Singer and songwriter Elley Duhé grew up on the nation’s Gulf Coast, shuttling the 45 minutes between the small coastal towns of Vancleave, Mississippi, and Dauphin Island, Alabama. She remembers languid summers by the ocean, eating heaps of fresh seafood, and listening to the classic rock, blues, and jazz musicians who came through from nearby New Orleans. Raised in an extended musical family, Duhé also recalls jam sessions with her uncles and father, who got her her first guitar when she was 14. “There’d be one uncle on bass, another on drums, my dad playing guitar, and the rest of us singing and dancing into the night,” she says.
But growing up in a small town had it drawbacks. “I was a bit of an oddball,” Duhé says. “I wasn't a gymnast or a cheerleader.
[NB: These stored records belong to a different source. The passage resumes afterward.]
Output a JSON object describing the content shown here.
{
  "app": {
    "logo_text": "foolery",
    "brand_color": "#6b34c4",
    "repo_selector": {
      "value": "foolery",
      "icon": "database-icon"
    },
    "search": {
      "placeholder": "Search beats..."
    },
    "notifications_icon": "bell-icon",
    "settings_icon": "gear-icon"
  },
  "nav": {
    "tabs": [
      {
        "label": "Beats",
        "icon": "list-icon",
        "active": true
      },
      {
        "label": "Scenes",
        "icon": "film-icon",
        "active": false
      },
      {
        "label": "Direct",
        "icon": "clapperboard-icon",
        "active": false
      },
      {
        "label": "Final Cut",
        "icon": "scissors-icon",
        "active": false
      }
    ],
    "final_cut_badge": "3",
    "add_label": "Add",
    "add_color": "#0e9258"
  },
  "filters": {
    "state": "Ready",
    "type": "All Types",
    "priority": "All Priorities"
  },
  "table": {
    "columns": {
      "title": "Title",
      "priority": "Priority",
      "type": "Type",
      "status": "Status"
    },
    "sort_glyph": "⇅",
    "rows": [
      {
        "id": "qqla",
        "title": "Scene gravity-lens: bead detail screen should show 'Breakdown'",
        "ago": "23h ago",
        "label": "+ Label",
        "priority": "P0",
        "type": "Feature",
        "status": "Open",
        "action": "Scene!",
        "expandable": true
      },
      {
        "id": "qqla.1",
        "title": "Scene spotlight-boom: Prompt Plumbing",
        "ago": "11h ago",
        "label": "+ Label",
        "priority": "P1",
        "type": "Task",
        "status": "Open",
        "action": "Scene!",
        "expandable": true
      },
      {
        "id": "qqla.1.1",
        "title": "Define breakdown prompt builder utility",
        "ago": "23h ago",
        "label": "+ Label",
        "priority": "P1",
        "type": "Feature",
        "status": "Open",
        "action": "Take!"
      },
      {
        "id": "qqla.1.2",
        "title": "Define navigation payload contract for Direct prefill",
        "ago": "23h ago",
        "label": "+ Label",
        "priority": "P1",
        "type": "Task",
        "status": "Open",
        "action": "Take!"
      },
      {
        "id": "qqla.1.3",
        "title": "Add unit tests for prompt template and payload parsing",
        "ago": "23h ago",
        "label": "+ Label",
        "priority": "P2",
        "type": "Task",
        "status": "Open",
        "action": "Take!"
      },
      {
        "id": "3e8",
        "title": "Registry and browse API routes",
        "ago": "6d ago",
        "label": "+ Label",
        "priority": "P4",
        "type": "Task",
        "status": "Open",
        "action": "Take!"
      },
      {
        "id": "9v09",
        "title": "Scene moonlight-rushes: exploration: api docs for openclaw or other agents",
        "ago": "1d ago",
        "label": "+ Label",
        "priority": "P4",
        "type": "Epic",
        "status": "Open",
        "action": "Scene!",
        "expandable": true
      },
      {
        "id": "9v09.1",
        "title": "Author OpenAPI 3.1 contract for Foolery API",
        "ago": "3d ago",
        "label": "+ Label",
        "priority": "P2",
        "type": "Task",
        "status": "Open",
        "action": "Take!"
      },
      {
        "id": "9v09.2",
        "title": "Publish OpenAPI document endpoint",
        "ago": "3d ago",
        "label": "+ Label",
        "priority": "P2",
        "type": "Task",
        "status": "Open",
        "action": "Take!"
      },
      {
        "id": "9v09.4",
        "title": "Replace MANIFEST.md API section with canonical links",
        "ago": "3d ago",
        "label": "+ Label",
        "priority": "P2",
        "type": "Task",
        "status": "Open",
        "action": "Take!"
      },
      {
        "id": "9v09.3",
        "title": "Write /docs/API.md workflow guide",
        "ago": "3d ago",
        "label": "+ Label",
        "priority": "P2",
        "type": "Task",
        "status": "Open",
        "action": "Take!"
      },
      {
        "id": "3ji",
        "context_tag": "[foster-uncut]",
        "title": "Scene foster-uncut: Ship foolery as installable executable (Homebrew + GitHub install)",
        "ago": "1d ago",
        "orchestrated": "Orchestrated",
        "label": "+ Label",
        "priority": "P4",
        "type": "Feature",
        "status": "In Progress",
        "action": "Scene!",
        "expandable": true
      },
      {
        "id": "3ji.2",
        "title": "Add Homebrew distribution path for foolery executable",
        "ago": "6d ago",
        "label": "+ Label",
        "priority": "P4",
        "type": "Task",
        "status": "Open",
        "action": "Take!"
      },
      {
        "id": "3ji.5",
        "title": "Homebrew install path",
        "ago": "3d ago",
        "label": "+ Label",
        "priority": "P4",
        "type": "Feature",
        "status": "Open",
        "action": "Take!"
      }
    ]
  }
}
I was into acting and music and those passions weren’t really supported by my teachers the way academics or athletics were. I had weight issues and wasn’t attractive, so I got bullied. Kids at a certain age can be pretty cruel because they don’t understand how their behavior can affect someone. My dad always told me not to give a shit, so I tried to block it out. Music helped me do that. After playing guitar for six months, I felt like I was actually being seen and heard for the first time — that I wasn’t invisible and that I had a voice. Writing songs and singing made me feel like I had worth and value.”
Duhé began her career at 15 singing in coffee shops, then graduated to paying gigs in bars, restaurants, and at private parties, eventually parlaying the exposure into opening for national acts and hooking up with songwriters in Nashville, Los Angeles, and Austin, where, after dropping out of high school and getting her GED, she spent three years honing her craft. “I got a lot of conflicting advice on what to do with my sound,” she says. “Some people said I should do hip-hop records, others said I should do straight-down-the-line pop. I lost confidence that I could fully create my own work without having anyone else’s input and I became very insecure.”
Duhé parted ways with the team she had been working with and was forced to return to Dauphin Island broke and jobless. “I was just like, ‘Am I going to go back to playing in bars for money, sneaking in my own songs in between all these covers?’ I was so over it because I had done it throughout my teenage years. So I felt like I was spinning my wheels and not really getting anywhere. I decided that I was going to try to believe in myself again and completely start over.”
Duhé has channeled her feelings about her struggles into her songwriting, attracting 3.6 million Spotify plays for her debut single “immortal,” which VIBE has described as “an electric, hip-hop influenced track that tells a story of empowerment” and calling out its “captivating melodies that will give you goosebumps.” “I was at rock bottom when I wrote that song,” Duhé says. “I was in a hotel room in Atlanta. I had just driven six hours to meet J. Hill, who is now my manager and one of my producers, and I had this determination, after being kicked down, to get back up and make music again despite everything I’d been through in the past couple of years. There's a certain point where you start to think you're crazy, like, ‘What are you doing? Are you chasing a pipe dream?’ So “immortal” is about being resilient and persevering. It was my way of saying, “I’m not finished yet. I’m going to keep pushing for a better life through music.’”
The irony that a song she wrote at her lowest point has earned her millions of streams is not lost on Duhé. “I think it’s connecting with people because it’s such a positive song,” she says. “I've gottenmessages from fans telling me how when they’re going through a time where they feel like giving up, they play “immortal” over and over and it gives them that fire back. I'm glad I could transpose what I was feeling into a piece of music and give that to people.”
“immortal” also kicked open career doors. Now signed to RCA Records, Duhé is gearing up to release her debut EP, which is filled with more empowerment songs, including her new single, “Fly,” which finds her setting her soulful, emotive voice to lyrics about finding freedom from pain and hurt rather than running from it. Duhé was inspired to write “Can You Touch” from the sentiment that “negative people can’t touch me because I’m at such a high place.” “I won’t allow anyone’s negativity to bring me down.” And finally “Way Down Low” is about someone going through one of the worst times in their life. “I had moments back in high school where I wanted to give up on myself,” Duhé says. “But I had people who loved me and carried me so that I could keep on dreaming. So, when we're way down low, we dream on up. It’s about having that person who will fight for you when you're at your weakest.”
“At this moment in particular, I’m drawn to writing about human strength and the ability to go the distance in life, through all of the ups and downs,” Duhé says of her songwriting inspiration. “At the end of the day, nothing is ever going to be perfect. Things won’t always pan out exactly the way you want them to. But songs that help carry you through, I think that's what my records are about right now. I want to let people out there know, ‘You're not alone. I'm here with you and I'm going through these things, too.’”